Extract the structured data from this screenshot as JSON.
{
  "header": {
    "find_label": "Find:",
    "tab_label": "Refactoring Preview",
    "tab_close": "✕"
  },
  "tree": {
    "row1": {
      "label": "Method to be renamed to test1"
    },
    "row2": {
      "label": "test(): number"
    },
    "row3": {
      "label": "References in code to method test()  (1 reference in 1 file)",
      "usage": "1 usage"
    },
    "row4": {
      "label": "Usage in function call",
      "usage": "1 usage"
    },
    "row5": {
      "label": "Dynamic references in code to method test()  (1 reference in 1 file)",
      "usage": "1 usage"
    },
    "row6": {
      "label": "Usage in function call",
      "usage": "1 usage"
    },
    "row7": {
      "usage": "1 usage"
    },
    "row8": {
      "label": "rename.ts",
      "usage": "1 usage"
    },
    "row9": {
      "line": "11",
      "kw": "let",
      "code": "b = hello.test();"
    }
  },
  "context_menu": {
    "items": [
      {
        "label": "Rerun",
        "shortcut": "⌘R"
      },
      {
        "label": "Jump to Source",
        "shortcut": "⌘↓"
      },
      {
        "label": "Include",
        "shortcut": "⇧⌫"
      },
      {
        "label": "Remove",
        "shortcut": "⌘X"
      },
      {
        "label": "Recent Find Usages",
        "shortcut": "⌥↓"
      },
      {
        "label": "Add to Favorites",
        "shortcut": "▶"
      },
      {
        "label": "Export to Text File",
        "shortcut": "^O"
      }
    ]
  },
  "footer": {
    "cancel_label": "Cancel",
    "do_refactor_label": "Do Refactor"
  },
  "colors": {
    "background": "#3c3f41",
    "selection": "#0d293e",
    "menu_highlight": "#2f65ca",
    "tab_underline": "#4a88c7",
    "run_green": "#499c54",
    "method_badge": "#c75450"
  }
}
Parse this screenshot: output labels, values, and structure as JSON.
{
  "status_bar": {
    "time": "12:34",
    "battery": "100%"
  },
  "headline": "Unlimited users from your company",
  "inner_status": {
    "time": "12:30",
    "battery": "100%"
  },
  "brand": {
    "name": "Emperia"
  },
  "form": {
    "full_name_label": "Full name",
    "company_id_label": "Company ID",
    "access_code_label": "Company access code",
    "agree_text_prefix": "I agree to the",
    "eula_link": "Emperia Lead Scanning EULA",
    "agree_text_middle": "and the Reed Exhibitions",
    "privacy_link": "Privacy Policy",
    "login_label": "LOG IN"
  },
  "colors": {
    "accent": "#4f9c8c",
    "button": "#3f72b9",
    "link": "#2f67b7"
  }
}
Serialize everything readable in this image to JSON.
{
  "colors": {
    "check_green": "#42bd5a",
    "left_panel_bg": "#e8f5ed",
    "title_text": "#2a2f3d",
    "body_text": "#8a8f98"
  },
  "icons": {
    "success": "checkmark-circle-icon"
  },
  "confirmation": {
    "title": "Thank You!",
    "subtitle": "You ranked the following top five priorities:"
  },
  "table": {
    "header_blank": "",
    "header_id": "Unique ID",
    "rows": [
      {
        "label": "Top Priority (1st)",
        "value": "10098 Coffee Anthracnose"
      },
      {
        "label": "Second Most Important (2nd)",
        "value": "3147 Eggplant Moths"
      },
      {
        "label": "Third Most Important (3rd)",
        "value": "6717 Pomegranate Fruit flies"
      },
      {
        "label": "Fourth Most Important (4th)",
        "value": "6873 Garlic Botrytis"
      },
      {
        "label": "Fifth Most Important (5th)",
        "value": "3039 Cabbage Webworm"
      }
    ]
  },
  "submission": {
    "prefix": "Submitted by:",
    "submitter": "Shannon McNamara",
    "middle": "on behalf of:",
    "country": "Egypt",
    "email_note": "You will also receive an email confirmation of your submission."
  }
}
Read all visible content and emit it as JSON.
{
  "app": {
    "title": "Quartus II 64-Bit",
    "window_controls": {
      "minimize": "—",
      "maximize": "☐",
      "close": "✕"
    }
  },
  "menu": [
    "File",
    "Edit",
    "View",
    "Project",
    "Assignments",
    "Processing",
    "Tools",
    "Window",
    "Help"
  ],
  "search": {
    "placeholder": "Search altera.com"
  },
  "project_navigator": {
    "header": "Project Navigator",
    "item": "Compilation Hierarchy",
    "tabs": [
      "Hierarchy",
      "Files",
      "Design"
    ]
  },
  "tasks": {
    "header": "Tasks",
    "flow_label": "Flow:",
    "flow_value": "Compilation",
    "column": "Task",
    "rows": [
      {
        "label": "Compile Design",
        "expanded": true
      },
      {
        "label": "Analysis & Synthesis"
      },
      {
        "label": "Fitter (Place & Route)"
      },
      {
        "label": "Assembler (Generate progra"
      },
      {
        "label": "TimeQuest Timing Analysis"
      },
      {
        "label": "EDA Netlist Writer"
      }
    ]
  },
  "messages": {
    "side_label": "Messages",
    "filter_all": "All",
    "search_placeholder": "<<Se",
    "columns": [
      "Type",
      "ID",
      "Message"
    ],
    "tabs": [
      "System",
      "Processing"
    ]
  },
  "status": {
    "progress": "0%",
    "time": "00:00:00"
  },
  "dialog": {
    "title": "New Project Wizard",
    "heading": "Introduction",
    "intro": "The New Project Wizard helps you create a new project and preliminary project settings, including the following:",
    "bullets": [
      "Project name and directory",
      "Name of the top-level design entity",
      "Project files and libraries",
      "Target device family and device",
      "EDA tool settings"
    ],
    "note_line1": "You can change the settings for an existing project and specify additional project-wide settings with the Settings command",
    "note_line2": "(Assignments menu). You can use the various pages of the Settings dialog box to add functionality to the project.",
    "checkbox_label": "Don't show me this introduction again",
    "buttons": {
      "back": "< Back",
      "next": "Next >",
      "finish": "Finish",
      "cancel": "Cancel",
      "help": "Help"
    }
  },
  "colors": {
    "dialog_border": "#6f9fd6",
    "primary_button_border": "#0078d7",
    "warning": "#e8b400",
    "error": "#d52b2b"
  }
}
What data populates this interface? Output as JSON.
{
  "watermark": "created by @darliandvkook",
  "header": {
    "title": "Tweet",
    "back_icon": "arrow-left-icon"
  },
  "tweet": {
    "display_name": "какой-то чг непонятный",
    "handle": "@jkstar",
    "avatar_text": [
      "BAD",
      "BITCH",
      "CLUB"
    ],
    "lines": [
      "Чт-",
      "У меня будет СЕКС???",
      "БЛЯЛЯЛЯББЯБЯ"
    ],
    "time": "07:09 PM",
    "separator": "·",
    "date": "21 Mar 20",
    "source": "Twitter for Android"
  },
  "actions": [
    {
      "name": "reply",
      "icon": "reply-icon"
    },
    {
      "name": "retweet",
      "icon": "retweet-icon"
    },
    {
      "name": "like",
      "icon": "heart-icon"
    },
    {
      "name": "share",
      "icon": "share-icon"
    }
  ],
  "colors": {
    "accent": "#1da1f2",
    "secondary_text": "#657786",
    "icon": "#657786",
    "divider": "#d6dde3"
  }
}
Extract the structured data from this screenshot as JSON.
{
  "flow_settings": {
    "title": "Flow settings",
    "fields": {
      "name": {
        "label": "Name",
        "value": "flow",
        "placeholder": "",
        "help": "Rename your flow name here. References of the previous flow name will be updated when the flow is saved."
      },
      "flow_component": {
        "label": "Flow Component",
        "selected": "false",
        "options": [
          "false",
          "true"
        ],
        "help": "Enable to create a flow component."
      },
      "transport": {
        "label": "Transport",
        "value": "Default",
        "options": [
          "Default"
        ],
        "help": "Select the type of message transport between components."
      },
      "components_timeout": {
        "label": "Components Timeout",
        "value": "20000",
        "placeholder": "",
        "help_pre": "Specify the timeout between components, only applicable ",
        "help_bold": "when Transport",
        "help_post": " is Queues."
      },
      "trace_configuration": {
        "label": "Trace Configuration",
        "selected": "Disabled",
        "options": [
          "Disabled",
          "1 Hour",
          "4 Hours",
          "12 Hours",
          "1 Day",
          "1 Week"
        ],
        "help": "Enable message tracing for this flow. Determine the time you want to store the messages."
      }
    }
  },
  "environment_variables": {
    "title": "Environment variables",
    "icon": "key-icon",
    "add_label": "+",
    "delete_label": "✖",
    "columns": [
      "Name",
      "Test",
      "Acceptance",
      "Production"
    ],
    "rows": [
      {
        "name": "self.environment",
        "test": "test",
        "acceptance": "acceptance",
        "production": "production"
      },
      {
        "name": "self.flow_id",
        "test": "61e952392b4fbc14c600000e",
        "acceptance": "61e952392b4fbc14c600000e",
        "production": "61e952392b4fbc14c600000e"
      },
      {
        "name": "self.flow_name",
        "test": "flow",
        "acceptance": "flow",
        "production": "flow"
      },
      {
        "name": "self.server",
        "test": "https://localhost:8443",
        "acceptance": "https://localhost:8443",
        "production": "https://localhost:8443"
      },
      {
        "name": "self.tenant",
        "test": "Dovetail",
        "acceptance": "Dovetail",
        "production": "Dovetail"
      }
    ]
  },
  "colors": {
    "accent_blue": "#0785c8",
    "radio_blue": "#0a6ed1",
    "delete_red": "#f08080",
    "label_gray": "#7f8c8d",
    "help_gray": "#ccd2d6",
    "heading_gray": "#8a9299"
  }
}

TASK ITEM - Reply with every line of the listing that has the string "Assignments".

ANSWER AREA -
    "Assignments",
    "note_line2": "(Assignments menu). You can use the various pages of the Settings dialog box to add functionality to the project.",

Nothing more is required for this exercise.